Had a great time doing a panel and signing at Mysterious Galaxy Bookstore this past weekend. Also took some time out to do an interview about Rain of the Ghosts (mostly) with Jawa James at Club Jade. Here it is: http://clubjade.net/?p=58532.

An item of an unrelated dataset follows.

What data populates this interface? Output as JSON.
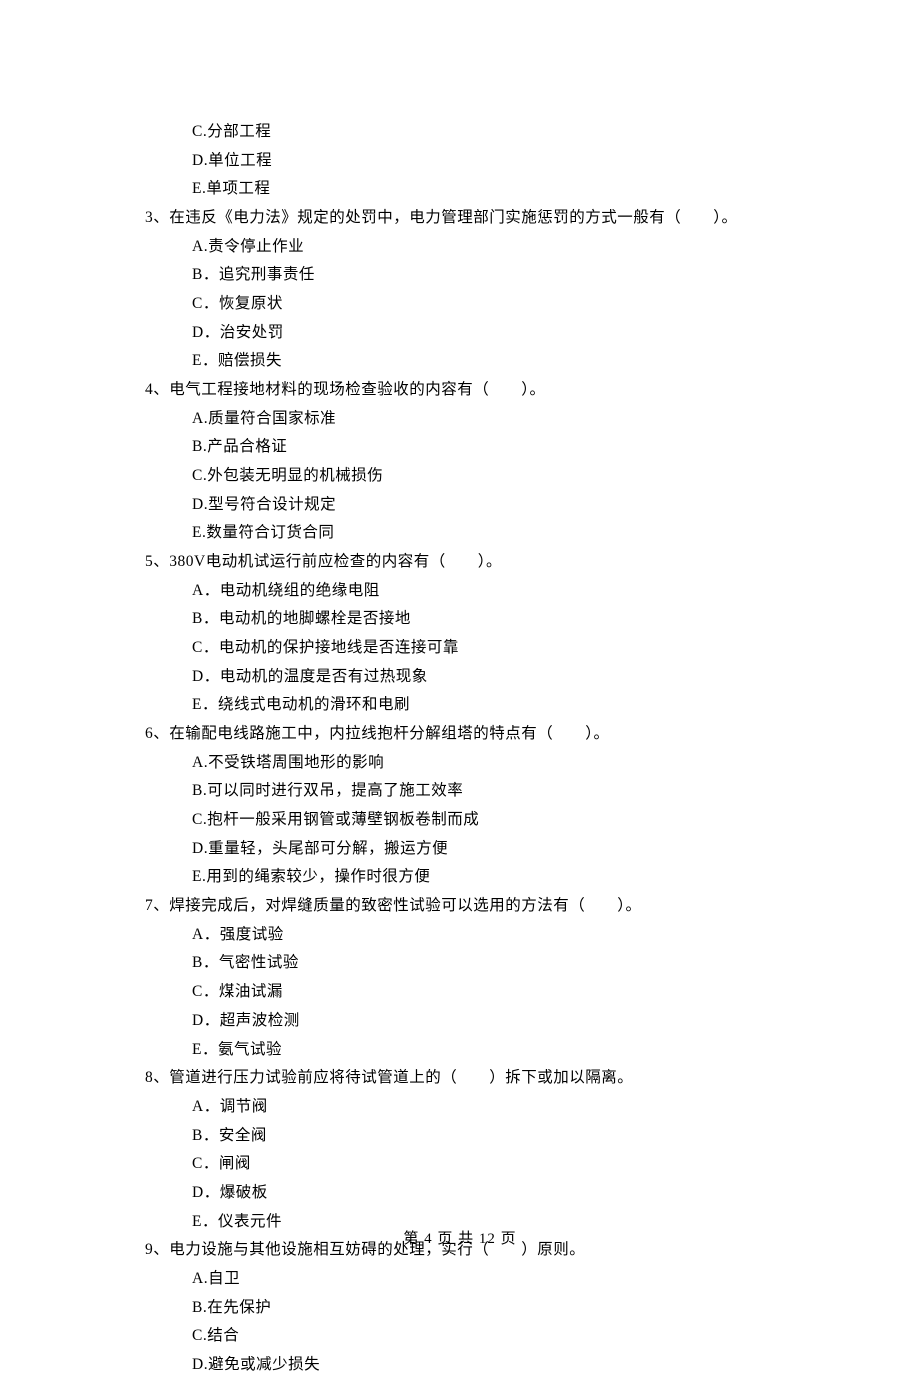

Also talked a bit about the writing process and my thoughts on diversity.